ACTIVITY> Show, from the records below, all lines that contain the word "true".

Records from a data collection
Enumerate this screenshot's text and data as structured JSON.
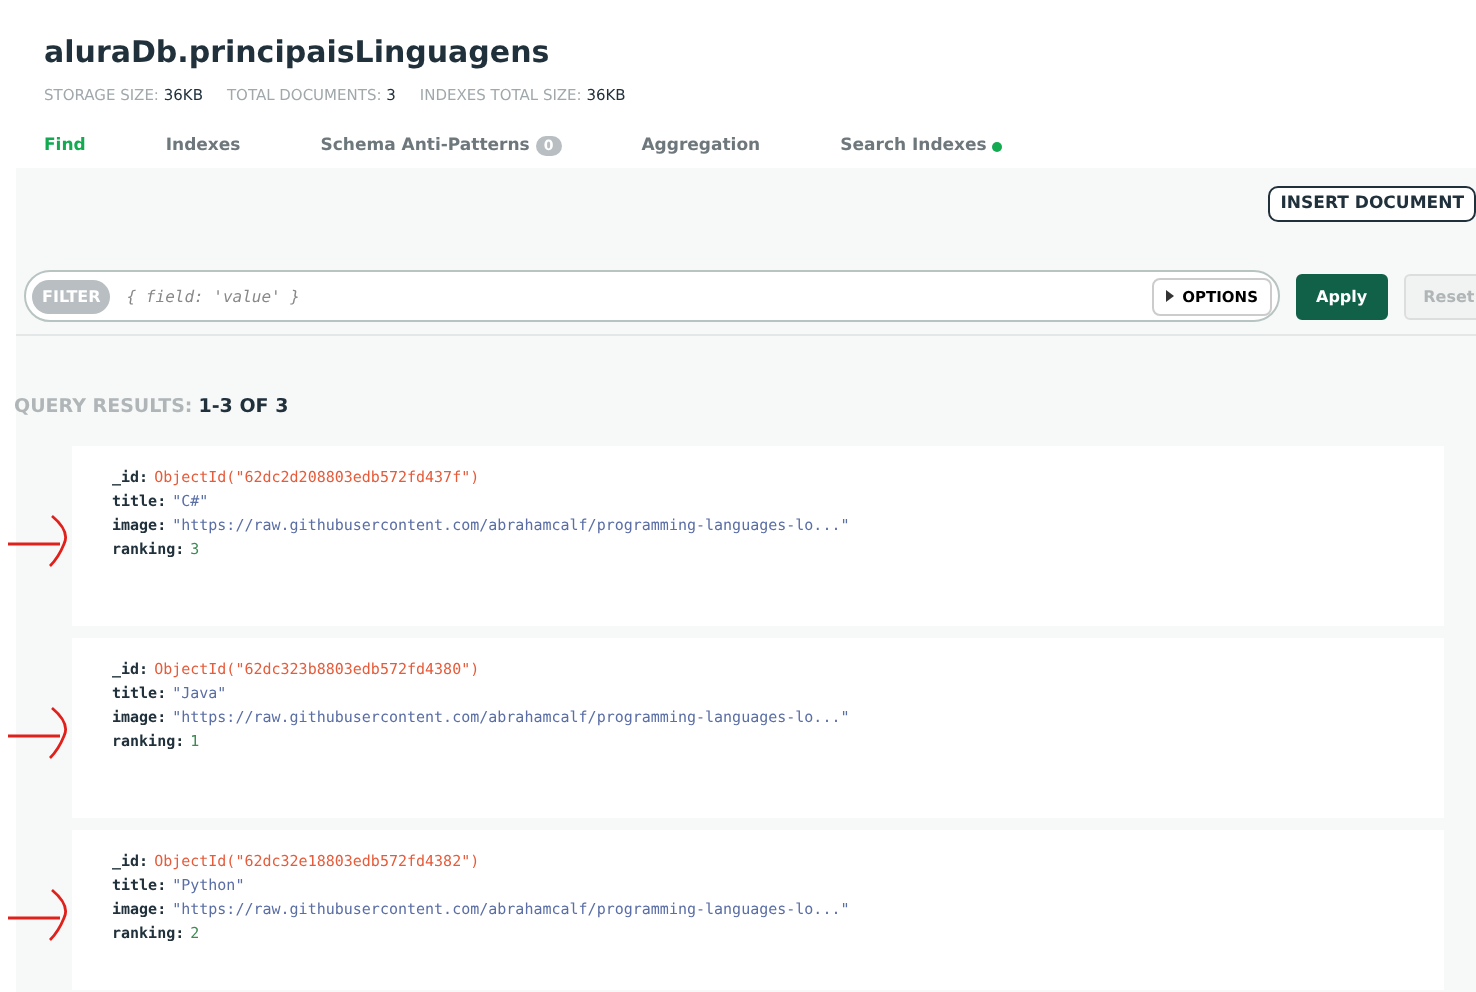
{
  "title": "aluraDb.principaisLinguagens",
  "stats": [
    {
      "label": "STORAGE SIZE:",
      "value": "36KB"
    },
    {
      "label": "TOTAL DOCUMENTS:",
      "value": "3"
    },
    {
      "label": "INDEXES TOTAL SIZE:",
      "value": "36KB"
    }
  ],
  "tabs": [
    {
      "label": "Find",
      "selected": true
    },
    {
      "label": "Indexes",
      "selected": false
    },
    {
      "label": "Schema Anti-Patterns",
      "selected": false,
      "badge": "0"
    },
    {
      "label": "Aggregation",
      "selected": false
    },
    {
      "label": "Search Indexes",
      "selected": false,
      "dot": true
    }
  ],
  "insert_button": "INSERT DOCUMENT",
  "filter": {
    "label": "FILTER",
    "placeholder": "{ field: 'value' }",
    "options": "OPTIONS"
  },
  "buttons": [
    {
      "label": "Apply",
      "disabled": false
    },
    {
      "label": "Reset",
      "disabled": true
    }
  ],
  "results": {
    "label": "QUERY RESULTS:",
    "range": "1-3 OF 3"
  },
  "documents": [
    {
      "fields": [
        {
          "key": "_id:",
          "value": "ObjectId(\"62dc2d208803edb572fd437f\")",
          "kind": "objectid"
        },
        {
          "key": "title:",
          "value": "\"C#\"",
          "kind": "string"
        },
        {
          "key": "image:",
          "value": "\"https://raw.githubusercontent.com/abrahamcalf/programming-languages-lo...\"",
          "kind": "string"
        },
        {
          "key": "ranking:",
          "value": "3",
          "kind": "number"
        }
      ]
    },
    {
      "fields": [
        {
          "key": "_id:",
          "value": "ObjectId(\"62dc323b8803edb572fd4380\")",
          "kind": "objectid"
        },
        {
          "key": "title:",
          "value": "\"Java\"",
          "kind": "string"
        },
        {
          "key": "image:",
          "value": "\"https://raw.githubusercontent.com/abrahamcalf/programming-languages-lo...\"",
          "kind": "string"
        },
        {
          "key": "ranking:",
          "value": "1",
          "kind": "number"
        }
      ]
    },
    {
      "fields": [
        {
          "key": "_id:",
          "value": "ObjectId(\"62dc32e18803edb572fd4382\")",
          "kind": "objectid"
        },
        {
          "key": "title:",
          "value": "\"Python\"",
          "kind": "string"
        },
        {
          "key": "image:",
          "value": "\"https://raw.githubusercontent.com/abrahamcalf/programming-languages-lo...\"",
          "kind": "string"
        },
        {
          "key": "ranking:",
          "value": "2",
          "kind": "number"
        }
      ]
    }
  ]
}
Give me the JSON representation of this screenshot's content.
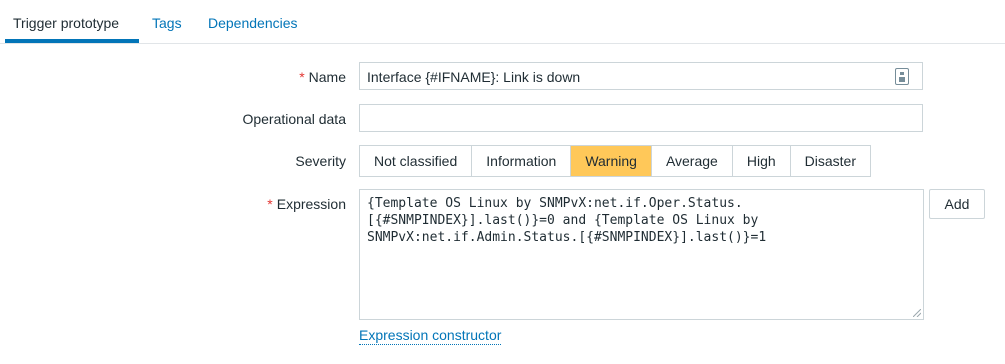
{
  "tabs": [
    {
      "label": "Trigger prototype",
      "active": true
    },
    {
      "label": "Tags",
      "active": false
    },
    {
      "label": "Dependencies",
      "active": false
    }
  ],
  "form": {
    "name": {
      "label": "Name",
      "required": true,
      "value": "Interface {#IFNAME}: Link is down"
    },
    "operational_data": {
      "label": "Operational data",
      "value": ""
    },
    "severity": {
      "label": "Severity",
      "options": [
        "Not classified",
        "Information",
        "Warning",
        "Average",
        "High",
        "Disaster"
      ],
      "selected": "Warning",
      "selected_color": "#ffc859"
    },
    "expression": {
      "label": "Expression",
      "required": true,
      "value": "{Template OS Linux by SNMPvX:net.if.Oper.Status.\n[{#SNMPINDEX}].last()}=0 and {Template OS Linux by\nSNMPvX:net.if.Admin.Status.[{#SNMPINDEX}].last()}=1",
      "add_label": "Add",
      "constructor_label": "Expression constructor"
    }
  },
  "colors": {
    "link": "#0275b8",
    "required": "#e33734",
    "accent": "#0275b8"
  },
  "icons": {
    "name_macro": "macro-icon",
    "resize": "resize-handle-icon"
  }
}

RESULT FOR THIS EXERCISE>
      "selected": true
      "dot": true
      "disabled": true
      "active": true
      "required": true,
      "required": true,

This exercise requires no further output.